There's a reason series like "CSI" run for 12 million seasons. They stick to a formula that people like.


• A college freshman meets the sister she never knew she had in the 2020 shocker "Twisted Twin" (8 p.m., Lifetime, TV-14).

• Star of Paramount's popular Western "Yellowstone," Kevin Costner appears in "No Way Out" (8 p.m., Starz Encore), followed by "Dances With Wolves" (9:55 p.m.).

• ABC repeats an NBA game (9 p.m.) from April 13, 2016, when L.A. Laker Kobe Bryant scored 60 points against the Utah Jazz.

• A marriage therapist loses her magic touch in the 2017 romance "How to Train Your Husband" (9 p.m., Hallmark, TV-PG).


• Scheduled on "60 Minutes" (7 p.m., CBS): Interviews with Fed Chair Jerome Powell and whistleblower Rick Bright; speculation on ways the pandemic might alter economic and social systems.

• Tom Cruise stars in the 1996 adaptation of the TV series "Mission: Impossible" (8 p.m., CBS, TV-14).

• Ryan Seacrest hosts the season finale of "American Idol" (8 p.m., ABC, TV-PG). "Taylor Swift City of Lover Concert" (10 p.m., ABC, TV-PG) follows.

"Vice" (8 p.m., Showtime, TV-MA) looks at troubles in Burkina Faso.

• Harry is reassigned to help Polish resistance on the season finale of "World on Fire" on "Masterpiece" (9 p.m., PBS, TV-14, check local listings).

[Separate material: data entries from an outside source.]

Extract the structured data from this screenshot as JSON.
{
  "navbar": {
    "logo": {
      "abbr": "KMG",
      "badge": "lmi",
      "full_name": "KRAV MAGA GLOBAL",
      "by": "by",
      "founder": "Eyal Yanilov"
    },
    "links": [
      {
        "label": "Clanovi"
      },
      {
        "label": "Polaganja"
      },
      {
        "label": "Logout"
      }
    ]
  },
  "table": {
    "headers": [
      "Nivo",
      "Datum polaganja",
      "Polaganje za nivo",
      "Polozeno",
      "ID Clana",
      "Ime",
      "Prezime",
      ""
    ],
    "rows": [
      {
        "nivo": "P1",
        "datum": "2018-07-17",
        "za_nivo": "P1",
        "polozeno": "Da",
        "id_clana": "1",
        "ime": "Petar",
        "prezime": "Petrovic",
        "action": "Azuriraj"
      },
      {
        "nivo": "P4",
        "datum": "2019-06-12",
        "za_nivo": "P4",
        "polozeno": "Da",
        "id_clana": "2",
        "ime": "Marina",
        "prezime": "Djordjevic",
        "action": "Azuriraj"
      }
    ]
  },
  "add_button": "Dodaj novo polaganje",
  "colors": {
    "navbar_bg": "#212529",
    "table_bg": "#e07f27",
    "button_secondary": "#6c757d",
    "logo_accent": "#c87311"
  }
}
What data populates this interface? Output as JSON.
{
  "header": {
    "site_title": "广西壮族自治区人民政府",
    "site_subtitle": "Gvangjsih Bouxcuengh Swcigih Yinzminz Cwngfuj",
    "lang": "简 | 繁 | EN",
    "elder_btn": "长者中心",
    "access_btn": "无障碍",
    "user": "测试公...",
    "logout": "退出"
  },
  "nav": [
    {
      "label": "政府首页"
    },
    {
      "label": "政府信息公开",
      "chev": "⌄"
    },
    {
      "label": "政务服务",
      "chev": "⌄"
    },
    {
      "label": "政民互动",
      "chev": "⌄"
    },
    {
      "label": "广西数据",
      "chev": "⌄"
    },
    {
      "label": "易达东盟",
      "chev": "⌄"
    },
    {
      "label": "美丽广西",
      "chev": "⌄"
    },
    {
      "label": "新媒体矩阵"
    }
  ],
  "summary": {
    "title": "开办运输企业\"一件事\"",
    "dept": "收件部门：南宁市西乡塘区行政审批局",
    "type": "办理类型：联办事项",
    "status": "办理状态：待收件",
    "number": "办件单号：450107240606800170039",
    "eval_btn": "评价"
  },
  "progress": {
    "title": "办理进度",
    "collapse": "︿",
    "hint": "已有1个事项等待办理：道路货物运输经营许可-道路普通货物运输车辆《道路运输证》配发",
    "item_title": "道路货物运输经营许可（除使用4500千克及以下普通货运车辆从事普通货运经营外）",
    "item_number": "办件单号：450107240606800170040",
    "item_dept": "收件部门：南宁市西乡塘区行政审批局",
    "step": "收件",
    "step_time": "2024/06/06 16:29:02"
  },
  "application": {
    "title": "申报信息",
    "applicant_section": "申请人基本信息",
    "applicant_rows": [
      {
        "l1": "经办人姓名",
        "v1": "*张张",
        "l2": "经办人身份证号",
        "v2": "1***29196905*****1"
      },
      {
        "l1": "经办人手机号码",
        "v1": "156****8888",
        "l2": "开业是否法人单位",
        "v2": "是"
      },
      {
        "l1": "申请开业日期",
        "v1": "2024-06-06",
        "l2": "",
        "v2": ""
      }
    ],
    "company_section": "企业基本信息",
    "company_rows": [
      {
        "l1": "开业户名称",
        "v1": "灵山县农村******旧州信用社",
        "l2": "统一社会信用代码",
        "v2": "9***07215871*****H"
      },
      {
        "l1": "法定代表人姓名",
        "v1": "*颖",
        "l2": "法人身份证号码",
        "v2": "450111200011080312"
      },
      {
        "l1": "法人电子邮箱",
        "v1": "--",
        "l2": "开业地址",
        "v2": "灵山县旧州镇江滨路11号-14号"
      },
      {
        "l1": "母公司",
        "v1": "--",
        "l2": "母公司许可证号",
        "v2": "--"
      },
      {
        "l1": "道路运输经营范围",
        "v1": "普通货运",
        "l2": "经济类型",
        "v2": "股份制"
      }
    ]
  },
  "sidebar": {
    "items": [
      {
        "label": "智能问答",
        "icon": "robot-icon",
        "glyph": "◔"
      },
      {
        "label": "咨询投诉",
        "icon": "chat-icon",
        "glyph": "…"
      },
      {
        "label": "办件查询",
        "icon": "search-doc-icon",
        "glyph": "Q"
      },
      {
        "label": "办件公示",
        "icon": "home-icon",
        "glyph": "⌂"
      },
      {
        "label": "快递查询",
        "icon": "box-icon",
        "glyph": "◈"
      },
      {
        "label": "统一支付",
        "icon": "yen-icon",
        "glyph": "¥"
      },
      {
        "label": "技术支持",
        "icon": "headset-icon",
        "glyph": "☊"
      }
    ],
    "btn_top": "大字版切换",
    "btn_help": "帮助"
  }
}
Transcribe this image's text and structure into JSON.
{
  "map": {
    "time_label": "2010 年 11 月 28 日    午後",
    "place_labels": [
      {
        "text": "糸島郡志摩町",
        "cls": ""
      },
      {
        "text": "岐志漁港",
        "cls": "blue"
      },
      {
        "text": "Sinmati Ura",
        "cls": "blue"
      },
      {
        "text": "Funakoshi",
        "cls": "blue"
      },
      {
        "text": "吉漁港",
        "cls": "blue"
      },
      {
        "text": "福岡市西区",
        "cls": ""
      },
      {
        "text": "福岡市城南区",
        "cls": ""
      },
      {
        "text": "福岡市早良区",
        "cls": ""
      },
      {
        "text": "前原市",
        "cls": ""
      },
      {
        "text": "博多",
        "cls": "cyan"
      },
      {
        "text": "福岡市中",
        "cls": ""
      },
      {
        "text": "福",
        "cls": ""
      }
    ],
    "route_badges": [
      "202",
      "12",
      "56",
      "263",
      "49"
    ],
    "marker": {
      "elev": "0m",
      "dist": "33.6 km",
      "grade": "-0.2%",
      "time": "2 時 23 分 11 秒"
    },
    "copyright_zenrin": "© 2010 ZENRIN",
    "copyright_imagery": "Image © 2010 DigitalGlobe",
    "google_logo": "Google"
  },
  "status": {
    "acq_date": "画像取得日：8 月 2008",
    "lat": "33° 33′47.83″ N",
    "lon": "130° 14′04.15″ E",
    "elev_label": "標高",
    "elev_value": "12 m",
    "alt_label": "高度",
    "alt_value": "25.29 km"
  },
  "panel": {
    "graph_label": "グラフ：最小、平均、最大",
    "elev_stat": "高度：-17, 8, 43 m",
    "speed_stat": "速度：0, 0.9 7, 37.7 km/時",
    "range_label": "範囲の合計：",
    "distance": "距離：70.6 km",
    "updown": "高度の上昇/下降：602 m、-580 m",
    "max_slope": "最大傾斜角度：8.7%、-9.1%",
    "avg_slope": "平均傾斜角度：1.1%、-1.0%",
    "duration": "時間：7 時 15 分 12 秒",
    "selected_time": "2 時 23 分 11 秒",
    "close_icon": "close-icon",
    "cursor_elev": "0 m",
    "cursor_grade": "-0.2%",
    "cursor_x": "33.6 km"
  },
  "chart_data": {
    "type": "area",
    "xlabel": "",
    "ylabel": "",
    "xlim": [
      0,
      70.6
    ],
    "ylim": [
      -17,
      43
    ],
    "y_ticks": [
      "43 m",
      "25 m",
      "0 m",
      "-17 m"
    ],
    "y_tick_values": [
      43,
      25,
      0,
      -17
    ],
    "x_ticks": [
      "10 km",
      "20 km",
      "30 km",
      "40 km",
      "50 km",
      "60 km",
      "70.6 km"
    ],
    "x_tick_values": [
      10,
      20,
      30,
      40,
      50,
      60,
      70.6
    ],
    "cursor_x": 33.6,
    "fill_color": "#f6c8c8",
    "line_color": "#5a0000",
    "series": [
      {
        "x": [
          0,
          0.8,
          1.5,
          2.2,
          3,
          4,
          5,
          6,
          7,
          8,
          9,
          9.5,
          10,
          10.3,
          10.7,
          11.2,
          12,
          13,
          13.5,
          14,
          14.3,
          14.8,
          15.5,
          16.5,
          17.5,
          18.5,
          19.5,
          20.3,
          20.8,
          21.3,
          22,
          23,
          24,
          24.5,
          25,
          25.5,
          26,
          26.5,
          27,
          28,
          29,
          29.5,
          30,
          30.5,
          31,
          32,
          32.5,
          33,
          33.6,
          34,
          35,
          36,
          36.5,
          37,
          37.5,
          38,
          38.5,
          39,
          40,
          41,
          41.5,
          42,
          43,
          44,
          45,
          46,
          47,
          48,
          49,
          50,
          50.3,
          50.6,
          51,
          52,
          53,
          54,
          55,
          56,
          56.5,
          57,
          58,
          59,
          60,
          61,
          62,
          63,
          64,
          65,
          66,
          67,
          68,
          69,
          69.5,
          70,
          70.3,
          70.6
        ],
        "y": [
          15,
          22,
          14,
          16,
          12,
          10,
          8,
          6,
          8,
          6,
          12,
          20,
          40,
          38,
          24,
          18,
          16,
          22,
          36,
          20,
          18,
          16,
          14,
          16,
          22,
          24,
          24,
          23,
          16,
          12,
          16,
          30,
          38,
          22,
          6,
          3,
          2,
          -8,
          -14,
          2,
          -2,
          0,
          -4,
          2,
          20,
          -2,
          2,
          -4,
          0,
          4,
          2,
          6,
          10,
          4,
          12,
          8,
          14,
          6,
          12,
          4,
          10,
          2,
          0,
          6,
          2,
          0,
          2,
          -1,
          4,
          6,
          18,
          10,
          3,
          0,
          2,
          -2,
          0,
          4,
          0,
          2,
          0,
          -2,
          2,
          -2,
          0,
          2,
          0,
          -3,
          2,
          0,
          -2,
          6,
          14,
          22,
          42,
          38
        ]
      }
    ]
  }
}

• Eve receives an icy welcome from her in-laws on "Killing Eve" (9 p.m., AMC, BBC America, TV-14).

• Dominick encounters a tough social worker on "I Know This Much Is True" (9 p.m., HBO, TV-MA).

• "Downton Abbey" fans who can't get enough might enjoy "An American Aristocrat's Guide to Great Estates" (9 p.m., Smithsonian).

• Family issues derail Axe's big project on "Billions" (9 p.m., Showtime, TV-MA).

• A peace offering may prove fatal to Charles on "Belgravia" (9 p.m., Epix, TV-14).

• Emma trips on "Vida" (9 p.m., Starz, TV-MA).

• Random acts of kindness on "Insecure" (10 p.m., HBO, TV-MA).

• L.A.'s Nazis make their presence known on "Penny Dreadful: City of Angels" (10 p.m., Showtime, TV-MA).


A Confederate engineer (Buster Keaton) goes to dangerous lengths to retrieve his stolen locomotive in the 1926 silent comedy "The General" (8 p.m. Saturday, TCM, TV-G). Keaton's films and remarkable stunt work are the subject of a 2018 documentary "The Great Buster: A Celebration" (9:45 p.m., TCM, TV-G).


"48 Hours" (9 p.m., CBS) * "Dateline" (9 p.m., NBC, r) * "Celebrity Watch Party" (9 p.m., Fox, r, TV-14) * A vintage helping of "Saturday Night Live" (10 p.m., NBC, r, TV-14).


When the dog bites on "The Simpsons" (8 p.m., Fox, TV-PG) * A bitter hero returns on "Batwoman" (8 p.m., CW, TV-14) * School politics on "Duncanville" (8:30 p.m., Fox, TV-14) * Louise mentors on "Bob's Burgers" (9 p.m., Fox, TV-PG) * Reluctant partners on "Supergirl" (9 p.m., CW, TV-PG) * Stewie's books irk Brian on "Family Guy" (9:30 p.m., Fox, TV-14).

© 2020, United Feature Syndicate